        #5 sort of leaves me baffled. What exactly do you think should be done? It’s not like policy makers have some wand they can wave to conjure mounds of low price humane housing in San Francisco or New York. Maybe they should focus on making it easier to commute? Maybe they should let the price of labor skyrocket in those markets so that it’ll dampen demand. At the very least they should do everything they can to make it easy to build up to the maximum number of housing units the area can support. I understand the primordial urge to mourn about one’s old community vanishing but that sentiment is the beating pulsing heart of NIMBYism in a nutshell- “My neighborhood is changing and I want it to stay the same as I remember”.Report

  8. Kim says:

    CATO supports corruption and wants more of it? Color me surprised.
    CATO decides to talk about impoverishing MORE people, and calls that a good thing? Color me surprised.

    CATO is either really, really fucking ignorant, being used as a pawn in an elaborate “Greater Fool” game, or has totally sold out. Maybe all three.

    I’d love to pull the investment portfolios of the people at CATO. Are they willing to invest in Florida housing?

    Put your money where your mouth is, Cato.Report

  9. Maribou says:

    “Has a Think Tank ever tried to outsource policy wonkery to fellows in countries with a lower cost of of living? Surely universities elsewhere have just as much access to JSTor and I am sure you can pay them 40 percent less than you do for American academics. The same goes for opinion journalists.”

    @saul-degraw I just wanted to tell you that this (and the associated daydreams it engendered) made me laugh out loud. Thank you.Report

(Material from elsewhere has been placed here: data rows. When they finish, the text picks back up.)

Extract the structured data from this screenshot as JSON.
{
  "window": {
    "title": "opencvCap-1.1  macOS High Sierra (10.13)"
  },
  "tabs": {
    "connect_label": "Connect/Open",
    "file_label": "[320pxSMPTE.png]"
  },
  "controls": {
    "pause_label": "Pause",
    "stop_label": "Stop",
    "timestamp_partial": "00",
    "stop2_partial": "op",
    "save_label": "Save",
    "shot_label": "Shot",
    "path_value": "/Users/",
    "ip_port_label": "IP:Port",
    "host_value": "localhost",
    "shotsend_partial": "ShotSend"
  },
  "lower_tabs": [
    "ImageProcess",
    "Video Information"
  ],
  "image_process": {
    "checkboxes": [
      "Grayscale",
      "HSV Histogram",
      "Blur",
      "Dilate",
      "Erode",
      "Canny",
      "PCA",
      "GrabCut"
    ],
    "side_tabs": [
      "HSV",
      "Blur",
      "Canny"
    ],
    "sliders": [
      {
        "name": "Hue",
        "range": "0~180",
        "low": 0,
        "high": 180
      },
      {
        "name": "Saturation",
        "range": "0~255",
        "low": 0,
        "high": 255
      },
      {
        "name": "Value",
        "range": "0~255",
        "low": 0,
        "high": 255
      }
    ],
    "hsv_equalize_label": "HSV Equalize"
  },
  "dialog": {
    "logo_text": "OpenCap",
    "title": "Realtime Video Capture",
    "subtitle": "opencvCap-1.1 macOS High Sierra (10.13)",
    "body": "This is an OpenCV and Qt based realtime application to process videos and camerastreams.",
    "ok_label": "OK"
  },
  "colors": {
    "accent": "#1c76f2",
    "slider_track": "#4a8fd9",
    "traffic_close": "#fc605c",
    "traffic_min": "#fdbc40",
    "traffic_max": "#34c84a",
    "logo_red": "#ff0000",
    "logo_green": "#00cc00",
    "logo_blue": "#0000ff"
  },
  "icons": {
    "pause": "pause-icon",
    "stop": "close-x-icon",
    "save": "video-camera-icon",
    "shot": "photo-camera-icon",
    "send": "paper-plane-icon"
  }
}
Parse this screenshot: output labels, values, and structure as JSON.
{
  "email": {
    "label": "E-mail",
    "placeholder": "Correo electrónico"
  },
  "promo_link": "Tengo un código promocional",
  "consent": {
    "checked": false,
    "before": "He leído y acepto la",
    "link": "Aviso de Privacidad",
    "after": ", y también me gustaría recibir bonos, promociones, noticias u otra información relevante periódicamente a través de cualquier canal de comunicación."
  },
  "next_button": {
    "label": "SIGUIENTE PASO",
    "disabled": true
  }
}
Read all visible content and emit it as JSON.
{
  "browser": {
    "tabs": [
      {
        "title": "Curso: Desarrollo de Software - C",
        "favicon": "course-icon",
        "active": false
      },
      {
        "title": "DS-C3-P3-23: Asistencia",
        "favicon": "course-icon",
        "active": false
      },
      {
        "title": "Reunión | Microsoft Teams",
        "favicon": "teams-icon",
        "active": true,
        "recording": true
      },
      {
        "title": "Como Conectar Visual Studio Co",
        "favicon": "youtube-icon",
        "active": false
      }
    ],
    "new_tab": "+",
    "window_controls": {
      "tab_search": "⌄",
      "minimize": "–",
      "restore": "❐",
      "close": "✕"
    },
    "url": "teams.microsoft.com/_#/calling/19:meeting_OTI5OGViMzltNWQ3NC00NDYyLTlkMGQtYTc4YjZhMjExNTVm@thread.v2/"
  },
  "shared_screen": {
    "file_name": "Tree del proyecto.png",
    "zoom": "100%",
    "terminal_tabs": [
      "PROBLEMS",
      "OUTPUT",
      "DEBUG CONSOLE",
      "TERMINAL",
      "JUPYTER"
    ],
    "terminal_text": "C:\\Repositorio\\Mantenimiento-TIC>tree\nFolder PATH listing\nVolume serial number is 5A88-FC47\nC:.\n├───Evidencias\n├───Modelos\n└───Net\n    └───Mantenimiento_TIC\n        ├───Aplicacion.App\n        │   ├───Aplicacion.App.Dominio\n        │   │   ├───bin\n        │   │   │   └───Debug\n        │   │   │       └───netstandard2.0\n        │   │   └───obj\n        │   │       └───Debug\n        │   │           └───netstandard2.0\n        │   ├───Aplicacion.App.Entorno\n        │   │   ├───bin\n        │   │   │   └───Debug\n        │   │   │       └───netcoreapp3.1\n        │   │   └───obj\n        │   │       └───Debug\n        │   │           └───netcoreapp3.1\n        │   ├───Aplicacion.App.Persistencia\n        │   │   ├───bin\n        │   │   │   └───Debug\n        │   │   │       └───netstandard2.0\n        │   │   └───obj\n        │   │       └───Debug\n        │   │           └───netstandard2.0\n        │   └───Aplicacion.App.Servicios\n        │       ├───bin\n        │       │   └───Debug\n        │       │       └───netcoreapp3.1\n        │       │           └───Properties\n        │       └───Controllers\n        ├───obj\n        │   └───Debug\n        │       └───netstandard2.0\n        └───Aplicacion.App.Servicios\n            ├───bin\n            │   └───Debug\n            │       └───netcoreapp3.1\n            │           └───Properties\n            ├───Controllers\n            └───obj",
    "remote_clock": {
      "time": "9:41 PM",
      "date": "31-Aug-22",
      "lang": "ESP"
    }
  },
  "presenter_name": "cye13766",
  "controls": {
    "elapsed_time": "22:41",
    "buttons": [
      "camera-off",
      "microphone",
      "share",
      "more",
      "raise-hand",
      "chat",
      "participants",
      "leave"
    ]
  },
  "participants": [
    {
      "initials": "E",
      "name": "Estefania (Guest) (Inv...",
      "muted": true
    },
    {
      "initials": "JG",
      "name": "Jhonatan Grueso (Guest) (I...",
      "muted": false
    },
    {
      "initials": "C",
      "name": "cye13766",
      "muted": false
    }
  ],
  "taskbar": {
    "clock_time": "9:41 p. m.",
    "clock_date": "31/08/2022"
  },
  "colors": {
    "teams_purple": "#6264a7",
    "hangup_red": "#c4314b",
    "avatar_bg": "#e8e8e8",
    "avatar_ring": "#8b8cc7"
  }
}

  10. CJColucci says:

    These allegedly bipartisan issues we can all agree upon are small-bore things that profoundly affect organized interests groups and are of only passing interest to the larger public. Some, like the proposed partial immigration reform, involve giving one side what it wants while surrendering a bargaining chip on a larger issue. This isn’t the beltway consensus or partisanship stifling something lots of people want very much, just the normal dynamics of politics.Report

  11. Brandon Berg says:

    One thing I’ve noticed about people who call for more HB-1 Visas is that they are in positions of power or positions that rarely get outsourced. Has a Think Tank ever tried to outsource policy wonkery to fellows in countries with a lower cost of of living? Surely universities elsewhere have just as much access to JSTor and I am sure you can pay them 40 percent less than you do for American academics.

    I don’t know how you can spend as much time in academia as you have and come away with the impression that academics are somehow shielded from foreign competition. Maybe because you spent most of that time in humanities classes where professors who are Americans or native speakers of English have a huge advantage. But STEM departments, including economics, have plenty of immigrant professors. I’m pretty sure that people with PhDs already have the lowest barriers to legal immigration. And, of course, plenty of research is produced at foreign universities already.

    You may be correct in saying that academics stand to lose little from reductions in barriers to high-skilled immigration, but only because they’re not very well protected to begin with.Report